Exercise requirements
Your answer should be the records below, written out exactly.

Materials provided
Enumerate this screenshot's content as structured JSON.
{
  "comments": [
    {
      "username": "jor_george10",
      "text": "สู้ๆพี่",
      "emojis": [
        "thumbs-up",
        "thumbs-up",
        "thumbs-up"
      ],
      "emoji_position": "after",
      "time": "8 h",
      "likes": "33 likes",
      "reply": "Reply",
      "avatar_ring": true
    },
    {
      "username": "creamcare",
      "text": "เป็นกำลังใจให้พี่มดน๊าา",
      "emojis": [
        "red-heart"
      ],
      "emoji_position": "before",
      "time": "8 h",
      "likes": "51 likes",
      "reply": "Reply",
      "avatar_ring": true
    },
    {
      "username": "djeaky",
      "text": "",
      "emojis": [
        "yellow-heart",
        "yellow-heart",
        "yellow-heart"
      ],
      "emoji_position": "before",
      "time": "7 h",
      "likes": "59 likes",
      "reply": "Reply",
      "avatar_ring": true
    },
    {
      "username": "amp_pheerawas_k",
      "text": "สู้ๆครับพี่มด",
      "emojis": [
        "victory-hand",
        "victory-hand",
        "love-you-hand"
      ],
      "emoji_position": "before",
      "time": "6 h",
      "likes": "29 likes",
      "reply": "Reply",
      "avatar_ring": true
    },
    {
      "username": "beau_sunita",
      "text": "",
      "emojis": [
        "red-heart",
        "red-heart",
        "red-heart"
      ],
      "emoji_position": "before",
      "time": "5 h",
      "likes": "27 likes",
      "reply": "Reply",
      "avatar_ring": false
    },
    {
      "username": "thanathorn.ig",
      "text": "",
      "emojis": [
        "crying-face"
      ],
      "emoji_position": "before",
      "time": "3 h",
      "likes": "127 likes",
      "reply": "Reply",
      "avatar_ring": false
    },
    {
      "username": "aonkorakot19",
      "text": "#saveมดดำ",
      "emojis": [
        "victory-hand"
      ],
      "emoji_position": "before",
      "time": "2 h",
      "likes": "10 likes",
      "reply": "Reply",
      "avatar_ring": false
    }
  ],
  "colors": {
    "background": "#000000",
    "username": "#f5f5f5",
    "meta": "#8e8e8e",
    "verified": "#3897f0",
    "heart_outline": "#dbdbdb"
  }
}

Exercise solution
Enumerate this screenshot's content as structured JSON.
{
  "comments": [
    {
      "username": "jor_george10",
      "text": "สู้ๆพี่",
      "emojis": [
        "thumbs-up",
        "thumbs-up",
        "thumbs-up"
      ],
      "emoji_position": "after",
      "time": "8 h",
      "likes": "33 likes",
      "reply": "Reply",
      "avatar_ring": true
    },
    {
      "username": "creamcare",
      "text": "เป็นกำลังใจให้พี่มดน๊าา",
      "emojis": [
        "red-heart"
      ],
      "emoji_position": "before",
      "time": "8 h",
      "likes": "51 likes",
      "reply": "Reply",
      "avatar_ring": true
    },
    {
      "username": "djeaky",
      "text": "",
      "emojis": [
        "yellow-heart",
        "yellow-heart",
        "yellow-heart"
      ],
      "emoji_position": "before",
      "time": "7 h",
      "likes": "59 likes",
      "reply": "Reply",
      "avatar_ring": true
    },
    {
      "username": "amp_pheerawas_k",
      "text": "สู้ๆครับพี่มด",
      "emojis": [
        "victory-hand",
        "victory-hand",
        "love-you-hand"
      ],
      "emoji_position": "before",
      "time": "6 h",
      "likes": "29 likes",
      "reply": "Reply",
      "avatar_ring": true
    },
    {
      "username": "beau_sunita",
      "text": "",
      "emojis": [
        "red-heart",
        "red-heart",
        "red-heart"
      ],
      "emoji_position": "before",
      "time": "5 h",
      "likes": "27 likes",
      "reply": "Reply",
      "avatar_ring": false
    },
    {
      "username": "thanathorn.ig",
      "text": "",
      "emojis": [
        "crying-face"
      ],
      "emoji_position": "before",
      "time": "3 h",
      "likes": "127 likes",
      "reply": "Reply",
      "avatar_ring": false
    },
    {
      "username": "aonkorakot19",
      "text": "#saveมดดำ",
      "emojis": [
        "victory-hand"
      ],
      "emoji_position": "before",
      "time": "2 h",
      "likes": "10 likes",
      "reply": "Reply",
      "avatar_ring": false
    }
  ],
  "colors": {
    "background": "#000000",
    "username": "#f5f5f5",
    "meta": "#8e8e8e",
    "verified": "#3897f0",
    "heart_outline": "#dbdbdb"
  }
}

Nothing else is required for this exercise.